The object of the show is the sweetheart Samantha LaRusso, Daniel’s teenage daughter. In Sopranos, the analogous character was Tony’s precocious daughter Meadow Soprano. In Breaking Bad it was Jesse’s girlfriend Jane Margolis, the hipster chick who died of a drug overdose. In 1984’s Karate Kid, it was the blonde girl-next-door Ali Mills. What all of those young women represented, is America the Beautiful. And now, Samantha is the wheat-field virgin. She is America, for amber waves of grain. She is the prize.
Who will get her — Miguel the fatherless, assimilated white’ish immigrant?
Or Robby, Johnny’s forsaken son and America’s rightful heir?
Miguel is determined to overcome his underdog status, even if it costs him his honor. You can’t help but cheer for him when his fortunes are rising. Robby, who starts out as a petty criminal, reveals his innate nobility after his sensei takes him under his wing. He eclipses Miguel. His chemistry with Samantha is raw and natural at first sight, and that’s made stark the moment when she stands symbolically naked before Robby with her breasts visible through the sheer white top of her swimsuit. Nothing in cinematography is by accident. (Ali also flashed her charms like that in Karate Kid.)
Cobra Kai is a contest of complementary visions, which are personified in Johnny, the dispossessed White man and in Daniel, the descendant of Ellis Island immigrants and now a self-made member of the upper class.
Johnny’s philosophy is Cobra Kai ruthlessness, though when tempered by his honesty, he is the long-awaited hero who spits on Social Justice and by extension, on every fake virtue, every emasculation and flaccid lie that had claimed dominion over the souls of our people after the Reagan years. When a preening contestant at the Karate tournament makes a speech against hate and intolerance, Johnny tells his protégé: “Kick that pansy bitch in the face.”
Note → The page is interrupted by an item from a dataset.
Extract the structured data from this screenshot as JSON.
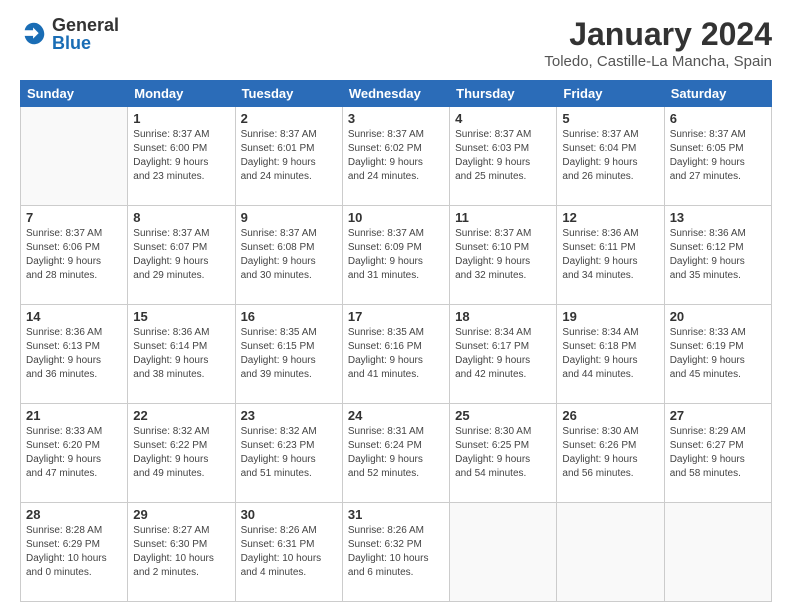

Johnny counsels street-fight ethos for every situation in life. Strike first, strike hard, no mercy. But he forgets to tell his impressionable students that while all’s fair in love and war, there are times when honor guides man’s behavior, so you don’t take a cheap shot in athletic competition.
Daniel’s philosophy is Mr. Miyagi’s counsel of balance. In Karate and in life. But while building his successful life, Daniel had lost a bit of that balance. He is comfortable, too much so. The rot is evident in his tenuous control over his family’s dramas, his passive-aggressive tactics against Johnny, and his frivolous use of Karate as a car-sales gimmick.
He also neglected to raise his son Anthony, given the boy’s obesity and video game addiction. Daniel gives all of his fatherly love to Samantha and passes his own sensei’s wisdom to her and to his new student. Johnny gives his paternal devotion, through a plot set-up, to Miguel and his dojo of misfits. This dual misalignment of patrimony drives the action and is symbolic of our displacement.
Johnny and Daniel had lost their way at mid-life and each seeks his redemption. They represent two halves of a whole: the warrior and the builder. In the narrative arc of its first ten episodes, Cobra Kai echos the urgency along with the new optimism of the Trump era: America. Who will keep her?
I made some observations about the first two episodes here.